Administration

An Anti-Hate Group Has This Advice for When the Alt-Right Comes to Campus

August 10, 2017

Julia Robinson for The Chronicle
Richard Spencer, a leader of the white supremacist "alt-right" movement, visited the campus of Texas A&M U. at College Station last fall. The SPLC is offering guidance to students who oppose speakers with views like his.

For universities, the new academic year has nearly arrived. If it’s anything like last year, controversial speakers will be a consistent challenge for administrators and students alike.

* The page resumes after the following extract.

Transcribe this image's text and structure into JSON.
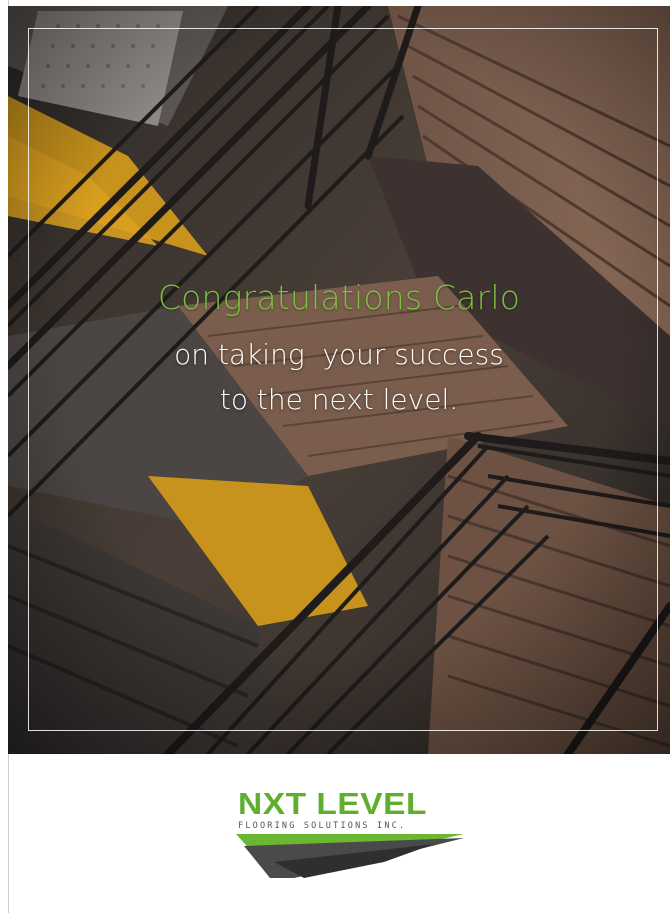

More often than not, the speakers that generate the most controversy are those labeled right-wing reactionaries by their critics. Last fall, Richard Spencer, a white nationalist, launched a speaking tour to recruit college students to the alt-right, a loose group of white supremacists and online agitators. His speech at Texas A&M University at College Station saw protest become physical, a turn that would become common throughout the coming months.

The Southern Poverty Law Center wants to help students oppose hate speech without creating a spectacle that can be exploited.

During a visit to the University of California at Berkeley in February, the far-right provocateur Milo Yiannopoulos was greeted by masked protesters who smashed windows and set fires on the campus. Weeks earlier, a man was shot during a protest of a speech by Mr. Yiannopoulos at the University of Washington.

The Southern Poverty Law Center, a nonprofit organization that monitors hate groups, wants to reduce the number of these protests gone awry. To that end, the center, which also monitored cases of anti-immigrant and race-based harassment after the presidential election, has issued a 20-page report with advice for students on how best to respond when a controversial speaker from the alt-right comes to campus. The guide, titled "The Alt-Right on Campus: What Students Need to Know," is geared toward student activists, but it also has relevance to administrators and faculty members on dealing with contentious speakers. Here are a few highlights:

Just ignore the event.

The spectacles created by counterprotesters, says Lecia Brooks, the SPLC’s outreach director, only serve to embolden the speakers and allow them to portray themselves as victims.

"The best response is not to show up at all," Ms. Brooks said. "It is the better strategy."

That’s the same advice Teresa Sullivan, president of the University of Virginia, gave to the UVa community regarding a gathering of white-nationalists in Charlottesville, planned for this Saturday.

"To approach the rally and confront the activists would only satisfy their craving for spectacle," she wrote. "They believe that your counterprotest helps their cause."

A similar approach was adopted at Texas A&M when Mr. Spencer came to its campus in December. University leaders organized a competing event, "Aggies United," away from Mr. Spencer’s speech, though police officers in riot gear still had to stop some protesters from trying to enter the building where he was speaking.

Ask college leaders to denounce the speaker.

While it might be tempting for administrators to try and cancel the event, that could lead to even more attention for the speaker, Ms. Brooks said. That’s what happened at Auburn University when Mr. Spencer visited its campus in April. The university had tried to prevent him from speaking, but a judge ruled against that decision. Ms. Brooks said the event attracted more attention as a result.

Or consider Berkeley’s juggling of Ann Coulter’s ultimately canceled speech. That caused plenty headaches, even though she never spoke at the campus.

Instead, the SPLC report suggests that student activists ask the administration to denounce the speaker’s message. Michael K. Young, the Texas A&M president, called Mr. Spencer’s racist message "beneath contempt" when the white nationalist visited that campus.

Talk to the group hosting the event.

It’s easy to forget that these speakers don’t materialize out of thin air, but rather are invited ­— often by other students, who can have mixed motives. The views of students who invite a controversial speaker may not correspond with those of the speaker.

That was the case when Mr. Yiannopoulos visited the University of Washington. A leader of the College Republicans chapter that had invited him told The Chronicle that student organizers had wanted a tamer conservative speaker, Ben Shapiro, to speak at the college, but they couldn’t afford his $10,000 fee. Mr. Yiannopoulos came free of charge.

And the dean of students at Wake Forest University was able to convince the College Republicans there to bring in Roger Stone instead of Mr. Yiannopoulos. The group’s goal had really been to get more conservative viewpoints on campus, not necessarily to endorse Mr. Yiannopoulos.

The Southern Poverty Law Center encourages people to try and suss out the host group’s motivation for bringing a controversial speaker to campus. For more of its insights, including a who’s who in the alt-right and other tips on how to quell the storm a controversial speaker brings, check out the full report.

Chris Quintana is a breaking-news reporter. Follow him on Twitter @cquintanadc or email him at chris.quintana@chronicle.com.